Every record below, from the first line to the last, is to be set down again exactly.

_EXTRACTED ENTRIES_.
####################

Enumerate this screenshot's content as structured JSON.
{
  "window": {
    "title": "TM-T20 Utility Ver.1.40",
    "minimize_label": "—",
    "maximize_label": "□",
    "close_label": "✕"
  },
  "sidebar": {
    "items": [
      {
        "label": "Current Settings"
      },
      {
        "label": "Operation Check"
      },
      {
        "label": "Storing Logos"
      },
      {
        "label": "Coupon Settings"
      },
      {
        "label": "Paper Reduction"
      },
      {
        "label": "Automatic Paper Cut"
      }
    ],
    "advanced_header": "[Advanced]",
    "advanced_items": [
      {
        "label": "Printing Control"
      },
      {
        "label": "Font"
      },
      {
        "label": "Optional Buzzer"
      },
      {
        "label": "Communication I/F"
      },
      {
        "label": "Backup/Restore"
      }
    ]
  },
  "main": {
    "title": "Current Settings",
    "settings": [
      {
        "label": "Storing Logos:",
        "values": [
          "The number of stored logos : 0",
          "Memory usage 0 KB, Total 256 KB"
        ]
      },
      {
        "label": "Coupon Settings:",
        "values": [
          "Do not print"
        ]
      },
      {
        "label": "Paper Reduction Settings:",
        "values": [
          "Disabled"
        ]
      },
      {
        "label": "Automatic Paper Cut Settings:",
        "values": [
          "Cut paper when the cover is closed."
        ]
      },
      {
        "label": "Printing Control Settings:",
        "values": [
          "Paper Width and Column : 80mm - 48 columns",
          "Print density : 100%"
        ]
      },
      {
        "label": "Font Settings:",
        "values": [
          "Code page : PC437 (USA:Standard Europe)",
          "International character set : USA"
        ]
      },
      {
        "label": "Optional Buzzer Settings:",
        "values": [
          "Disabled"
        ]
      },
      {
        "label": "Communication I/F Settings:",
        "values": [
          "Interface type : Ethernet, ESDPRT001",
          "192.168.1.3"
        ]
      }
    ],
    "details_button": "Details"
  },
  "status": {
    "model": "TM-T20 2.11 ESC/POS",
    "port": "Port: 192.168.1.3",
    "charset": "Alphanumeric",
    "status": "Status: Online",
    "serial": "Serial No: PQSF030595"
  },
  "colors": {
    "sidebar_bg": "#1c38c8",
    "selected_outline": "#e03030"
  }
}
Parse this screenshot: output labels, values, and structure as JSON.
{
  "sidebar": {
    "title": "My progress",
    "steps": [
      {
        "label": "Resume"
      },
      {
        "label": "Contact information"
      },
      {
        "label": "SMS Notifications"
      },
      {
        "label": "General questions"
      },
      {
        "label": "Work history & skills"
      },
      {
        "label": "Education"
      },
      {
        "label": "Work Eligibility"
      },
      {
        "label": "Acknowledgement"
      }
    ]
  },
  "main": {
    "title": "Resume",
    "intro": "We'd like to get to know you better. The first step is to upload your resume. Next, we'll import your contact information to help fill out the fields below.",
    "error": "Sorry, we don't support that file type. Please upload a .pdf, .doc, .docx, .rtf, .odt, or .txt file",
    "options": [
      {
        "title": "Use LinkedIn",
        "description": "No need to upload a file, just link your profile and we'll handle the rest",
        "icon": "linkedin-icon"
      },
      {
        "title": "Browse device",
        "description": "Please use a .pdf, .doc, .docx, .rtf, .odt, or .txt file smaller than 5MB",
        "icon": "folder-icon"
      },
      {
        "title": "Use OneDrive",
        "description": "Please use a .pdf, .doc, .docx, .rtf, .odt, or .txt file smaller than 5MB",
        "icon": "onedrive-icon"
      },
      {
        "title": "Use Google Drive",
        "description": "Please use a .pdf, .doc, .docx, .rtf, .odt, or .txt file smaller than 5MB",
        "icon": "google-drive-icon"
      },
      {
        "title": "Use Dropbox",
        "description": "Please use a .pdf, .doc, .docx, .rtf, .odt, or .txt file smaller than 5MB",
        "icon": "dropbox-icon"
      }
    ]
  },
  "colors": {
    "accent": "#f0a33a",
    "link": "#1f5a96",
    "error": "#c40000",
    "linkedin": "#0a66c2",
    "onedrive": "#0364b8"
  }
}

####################

_YOUR SOLUTION_.
Enumerate this screenshot's content as structured JSON.
{
  "window": {
    "title": "TM-T20 Utility Ver.1.40",
    "minimize_label": "—",
    "maximize_label": "□",
    "close_label": "✕"
  },
  "sidebar": {
    "items": [
      {
        "label": "Current Settings"
      },
      {
        "label": "Operation Check"
      },
      {
        "label": "Storing Logos"
      },
      {
        "label": "Coupon Settings"
      },
      {
        "label": "Paper Reduction"
      },
      {
        "label": "Automatic Paper Cut"
      }
    ],
    "advanced_header": "[Advanced]",
    "advanced_items": [
      {
        "label": "Printing Control"
      },
      {
        "label": "Font"
      },
      {
        "label": "Optional Buzzer"
      },
      {
        "label": "Communication I/F"
      },
      {
        "label": "Backup/Restore"
      }
    ]
  },
  "main": {
    "title": "Current Settings",
    "settings": [
      {
        "label": "Storing Logos:",
        "values": [
          "The number of stored logos : 0",
          "Memory usage 0 KB, Total 256 KB"
        ]
      },
      {
        "label": "Coupon Settings:",
        "values": [
          "Do not print"
        ]
      },
      {
        "label": "Paper Reduction Settings:",
        "values": [
          "Disabled"
        ]
      },
      {
        "label": "Automatic Paper Cut Settings:",
        "values": [
          "Cut paper when the cover is closed."
        ]
      },
      {
        "label": "Printing Control Settings:",
        "values": [
          "Paper Width and Column : 80mm - 48 columns",
          "Print density : 100%"
        ]
      },
      {
        "label": "Font Settings:",
        "values": [
          "Code page : PC437 (USA:Standard Europe)",
          "International character set : USA"
        ]
      },
      {
        "label": "Optional Buzzer Settings:",
        "values": [
          "Disabled"
        ]
      },
      {
        "label": "Communication I/F Settings:",
        "values": [
          "Interface type : Ethernet, ESDPRT001",
          "192.168.1.3"
        ]
      }
    ],
    "details_button": "Details"
  },
  "status": {
    "model": "TM-T20 2.11 ESC/POS",
    "port": "Port: 192.168.1.3",
    "charset": "Alphanumeric",
    "status": "Status: Online",
    "serial": "Serial No: PQSF030595"
  },
  "colors": {
    "sidebar_bg": "#1c38c8",
    "selected_outline": "#e03030"
  }
}
Parse this screenshot: output labels, values, and structure as JSON.
{
  "sidebar": {
    "title": "My progress",
    "steps": [
      {
        "label": "Resume"
      },
      {
        "label": "Contact information"
      },
      {
        "label": "SMS Notifications"
      },
      {
        "label": "General questions"
      },
      {
        "label": "Work history & skills"
      },
      {
        "label": "Education"
      },
      {
        "label": "Work Eligibility"
      },
      {
        "label": "Acknowledgement"
      }
    ]
  },
  "main": {
    "title": "Resume",
    "intro": "We'd like to get to know you better. The first step is to upload your resume. Next, we'll import your contact information to help fill out the fields below.",
    "error": "Sorry, we don't support that file type. Please upload a .pdf, .doc, .docx, .rtf, .odt, or .txt file",
    "options": [
      {
        "title": "Use LinkedIn",
        "description": "No need to upload a file, just link your profile and we'll handle the rest",
        "icon": "linkedin-icon"
      },
      {
        "title": "Browse device",
        "description": "Please use a .pdf, .doc, .docx, .rtf, .odt, or .txt file smaller than 5MB",
        "icon": "folder-icon"
      },
      {
        "title": "Use OneDrive",
        "description": "Please use a .pdf, .doc, .docx, .rtf, .odt, or .txt file smaller than 5MB",
        "icon": "onedrive-icon"
      },
      {
        "title": "Use Google Drive",
        "description": "Please use a .pdf, .doc, .docx, .rtf, .odt, or .txt file smaller than 5MB",
        "icon": "google-drive-icon"
      },
      {
        "title": "Use Dropbox",
        "description": "Please use a .pdf, .doc, .docx, .rtf, .odt, or .txt file smaller than 5MB",
        "icon": "dropbox-icon"
      }
    ]
  },
  "colors": {
    "accent": "#f0a33a",
    "link": "#1f5a96",
    "error": "#c40000",
    "linkedin": "#0a66c2",
    "onedrive": "#0364b8"
  }
}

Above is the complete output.